(Records from a data source)
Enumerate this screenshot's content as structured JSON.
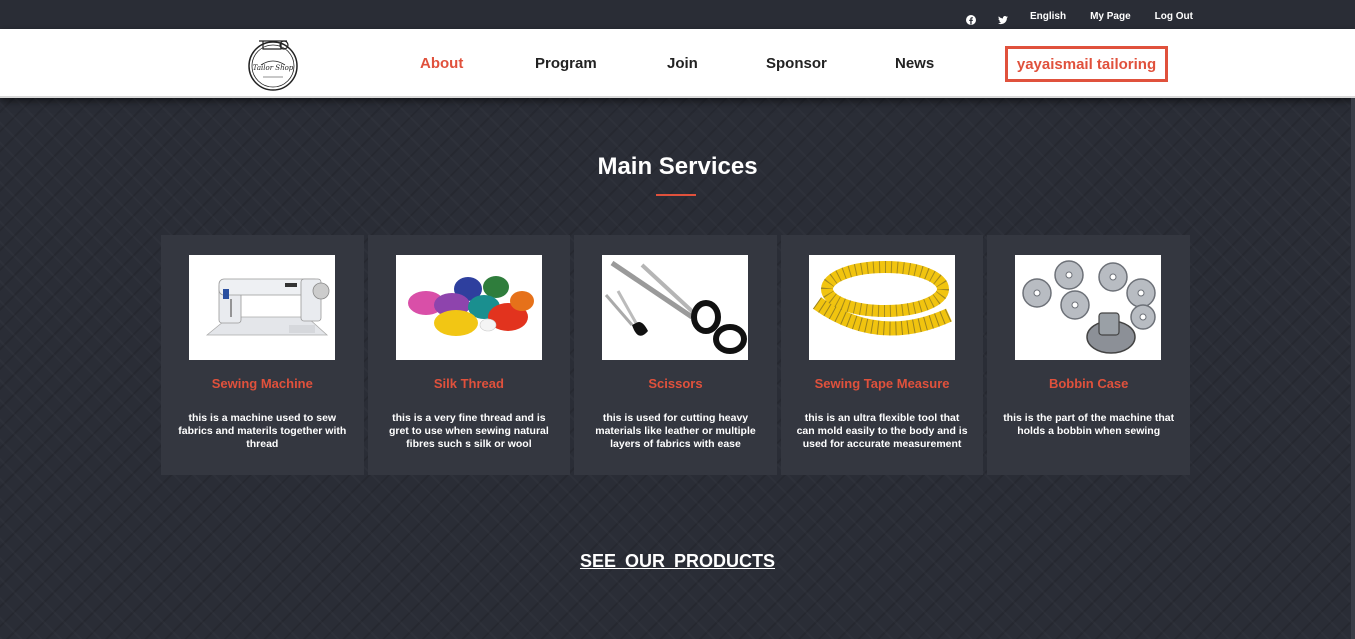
{
  "topbar": {
    "icons": [
      "facebook-icon",
      "twitter-icon"
    ],
    "links": [
      "English",
      "My Page",
      "Log Out"
    ]
  },
  "header": {
    "logo_text": "Tailor Shop",
    "nav": [
      "About",
      "Program",
      "Join",
      "Sponsor",
      "News"
    ],
    "active": "About",
    "cta": "yayaismail tailoring"
  },
  "main": {
    "title": "Main Services",
    "cards": [
      {
        "title": "Sewing Machine",
        "desc": "this is a machine used to sew fabrics and materils together with thread",
        "image": "sewing-machine-image"
      },
      {
        "title": "Silk Thread",
        "desc": "this is a very fine thread and is gret to use when sewing natural fibres such s silk or wool",
        "image": "silk-thread-image"
      },
      {
        "title": "Scissors",
        "desc": "this is used for cutting heavy materials like leather or multiple layers of fabrics with ease",
        "image": "scissors-image"
      },
      {
        "title": "Sewing Tape Measure",
        "desc": "this is an ultra flexible tool that can mold easily to the body and is used for accurate measurement",
        "image": "tape-measure-image"
      },
      {
        "title": "Bobbin Case",
        "desc": "this is the part of the machine that holds a bobbin when sewing",
        "image": "bobbin-case-image"
      }
    ],
    "products_link": "SEE OUR PRODUCTS"
  },
  "colors": {
    "accent": "#e0513c",
    "background": "#2a2d36",
    "card": "#343740"
  }
}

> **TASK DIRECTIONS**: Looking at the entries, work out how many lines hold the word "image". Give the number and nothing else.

> **SOLUTION BELOW**: 5